The invocation of The Divine, UNDER GOD was added to this most beautiful of all affirmations in 1956, just before the admission of Alaska and Hawaii to the United States of America. These are the finest words ever spoken other than a document that starts with, "In the beginning . . .."
Atheists have used our invocation of The Divine to rail against our Pledge of Allegiance and have it barred from schools because the Pledge is positive, uplifting, and encouraging, where atheism is cold, tyrannical, demeaning, and belittling.
One thinks of stage comics as disrespectful persons, but America's most beloved humorist, Red Skelton, was anything but that. Never did any of his jokes contain smut, nor did he resort to insult, nor did he resort to coldness.

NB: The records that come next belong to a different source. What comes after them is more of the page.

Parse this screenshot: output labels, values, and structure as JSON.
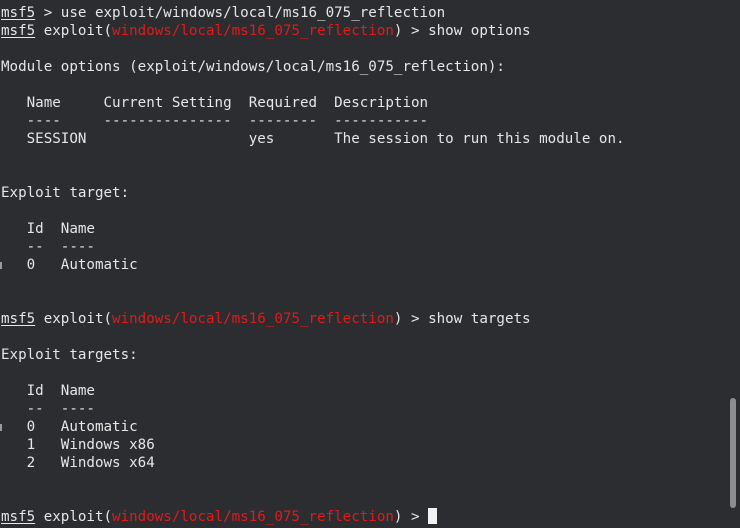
{
  "terminal": {
    "lines": [
      {
        "segments": [
          {
            "text": "msf5",
            "style": "u"
          },
          {
            "text": " > use exploit/windows/local/ms16_075_reflection"
          }
        ]
      },
      {
        "segments": [
          {
            "text": "msf5",
            "style": "u"
          },
          {
            "text": " exploit("
          },
          {
            "text": "windows/local/ms16_075_reflection",
            "style": "red"
          },
          {
            "text": ") > show options"
          }
        ]
      },
      {
        "segments": [
          {
            "text": ""
          }
        ]
      },
      {
        "segments": [
          {
            "text": "Module options (exploit/windows/local/ms16_075_reflection):"
          }
        ]
      },
      {
        "segments": [
          {
            "text": ""
          }
        ]
      },
      {
        "segments": [
          {
            "text": "   Name     Current Setting  Required  Description"
          }
        ]
      },
      {
        "segments": [
          {
            "text": "   ----     ---------------  --------  -----------"
          }
        ]
      },
      {
        "segments": [
          {
            "text": "   SESSION                   yes       The session to run this module on."
          }
        ]
      },
      {
        "segments": [
          {
            "text": ""
          }
        ]
      },
      {
        "segments": [
          {
            "text": ""
          }
        ]
      },
      {
        "segments": [
          {
            "text": "Exploit target:"
          }
        ]
      },
      {
        "segments": [
          {
            "text": ""
          }
        ]
      },
      {
        "segments": [
          {
            "text": "   Id  Name"
          }
        ]
      },
      {
        "segments": [
          {
            "text": "   --  ----"
          }
        ]
      },
      {
        "segments": [
          {
            "text": "   0   Automatic"
          }
        ]
      },
      {
        "segments": [
          {
            "text": ""
          }
        ]
      },
      {
        "segments": [
          {
            "text": ""
          }
        ]
      },
      {
        "segments": [
          {
            "text": "msf5",
            "style": "u"
          },
          {
            "text": " exploit("
          },
          {
            "text": "windows/local/ms16_075_reflection",
            "style": "red"
          },
          {
            "text": ") > show targets"
          }
        ]
      },
      {
        "segments": [
          {
            "text": ""
          }
        ]
      },
      {
        "segments": [
          {
            "text": "Exploit targets:"
          }
        ]
      },
      {
        "segments": [
          {
            "text": ""
          }
        ]
      },
      {
        "segments": [
          {
            "text": "   Id  Name"
          }
        ]
      },
      {
        "segments": [
          {
            "text": "   --  ----"
          }
        ]
      },
      {
        "segments": [
          {
            "text": "   0   Automatic"
          }
        ]
      },
      {
        "segments": [
          {
            "text": "   1   Windows x86"
          }
        ]
      },
      {
        "segments": [
          {
            "text": "   2   Windows x64"
          }
        ]
      },
      {
        "segments": [
          {
            "text": ""
          }
        ]
      },
      {
        "segments": [
          {
            "text": ""
          }
        ]
      },
      {
        "segments": [
          {
            "text": "msf5",
            "style": "u"
          },
          {
            "text": " exploit("
          },
          {
            "text": "windows/local/ms16_075_reflection",
            "style": "red"
          },
          {
            "text": ") > "
          }
        ],
        "cursor": true
      }
    ]
  },
  "colors": {
    "background": "#2b2d30",
    "foreground": "#e6e6e6",
    "module_path": "#e01b1b",
    "scrollbar_thumb": "#8c8e90"
  },
  "icons": {
    "cursor": "block-cursor-icon"
  }
}
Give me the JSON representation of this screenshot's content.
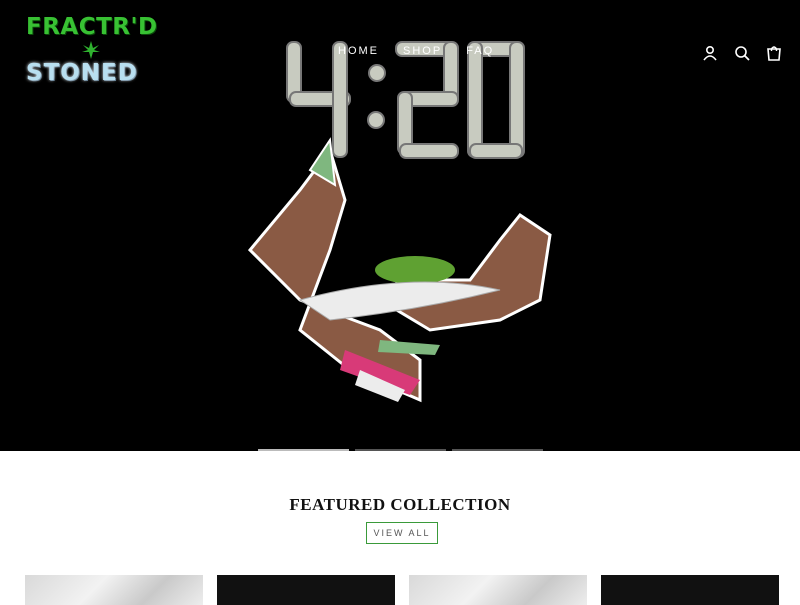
{
  "logo": {
    "line1": "FRACTR'D",
    "line2": "STONED"
  },
  "nav": {
    "items": [
      {
        "label": "HOME"
      },
      {
        "label": "SHOP"
      },
      {
        "label": "FAQ"
      }
    ]
  },
  "header_icons": [
    "account-icon",
    "search-icon",
    "cart-icon"
  ],
  "hero": {
    "clock_text": "4:20",
    "slides_count": 3,
    "active_slide": 1
  },
  "featured": {
    "title": "FEATURED COLLECTION",
    "view_all_label": "VIEW ALL"
  },
  "products": [
    {
      "style": "marble"
    },
    {
      "style": "dark"
    },
    {
      "style": "marble"
    },
    {
      "style": "dark"
    }
  ],
  "colors": {
    "hero_bg": "#000000",
    "logo_green": "#38c133",
    "view_all_border": "#3a9a3a"
  }
}
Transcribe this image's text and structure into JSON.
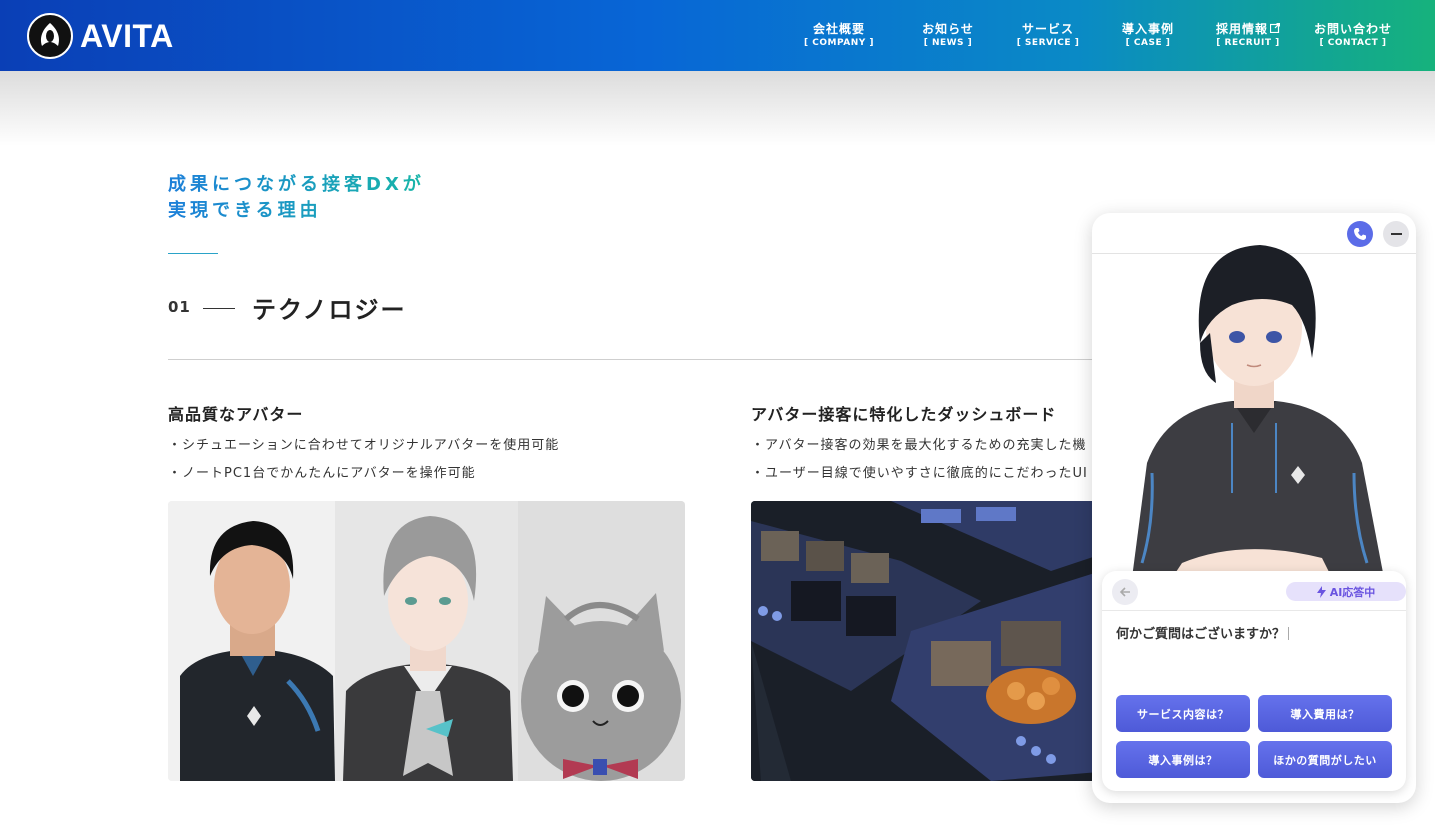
{
  "header": {
    "brand": "AVITA",
    "nav": [
      {
        "ja": "会社概要",
        "en": "[ COMPANY ]"
      },
      {
        "ja": "お知らせ",
        "en": "[ NEWS ]"
      },
      {
        "ja": "サービス",
        "en": "[ SERVICE ]"
      },
      {
        "ja": "導入事例",
        "en": "[ CASE ]"
      },
      {
        "ja": "採用情報",
        "en": "[ RECRUIT ]"
      },
      {
        "ja": "お問い合わせ",
        "en": "[ CONTACT ]"
      }
    ],
    "recruit_icon": "external-link-icon"
  },
  "section": {
    "heading_line1": "成果につながる接客DXが",
    "heading_line2": "実現できる理由"
  },
  "technology": {
    "number": "01",
    "title": "テクノロジー"
  },
  "features": [
    {
      "title": "高品質なアバター",
      "bullets": [
        "・シチュエーションに合わせてオリジナルアバターを使用可能",
        "・ノートPC1台でかんたんにアバターを操作可能"
      ]
    },
    {
      "title": "アバター接客に特化したダッシュボード",
      "bullets": [
        "・アバター接客の効果を最大化するための充実した機",
        "・ユーザー目線で使いやすさに徹底的にこだわったUI"
      ]
    }
  ],
  "chat_widget": {
    "ai_badge": "AI応答中",
    "message": "何かご質問はございますか？",
    "quick_replies": [
      "サービス内容は？",
      "導入費用は？",
      "導入事例は？",
      "ほかの質問がしたい"
    ],
    "icons": {
      "call": "phone-icon",
      "minimize": "minus-icon",
      "back": "arrow-left-icon",
      "badge": "lightning-icon"
    }
  },
  "colors": {
    "header_gradient_start": "#0a3fb6",
    "header_gradient_end": "#16b27c",
    "accent_blue": "#1c7fd9",
    "accent_teal": "#18b6a8",
    "button_primary": "#5b67e6",
    "badge_bg": "#e6e1fb",
    "badge_text": "#6a54e0"
  }
}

Skelton's long path rising from obscurity in vaudeville to prominence in CBS made him one of the most beloved persons in America, and he knew how hard life could be elsewhere. One of Skelton's first trips out of the nation was to the German front in 1945 and another four years later to Israel in 1949.
We fell in love with Skelton's witty repartee, his clean humor, and his love for humanity. He endeared himself to virtually everyone.
Time has been impotent to pale the memory of this legendary showman.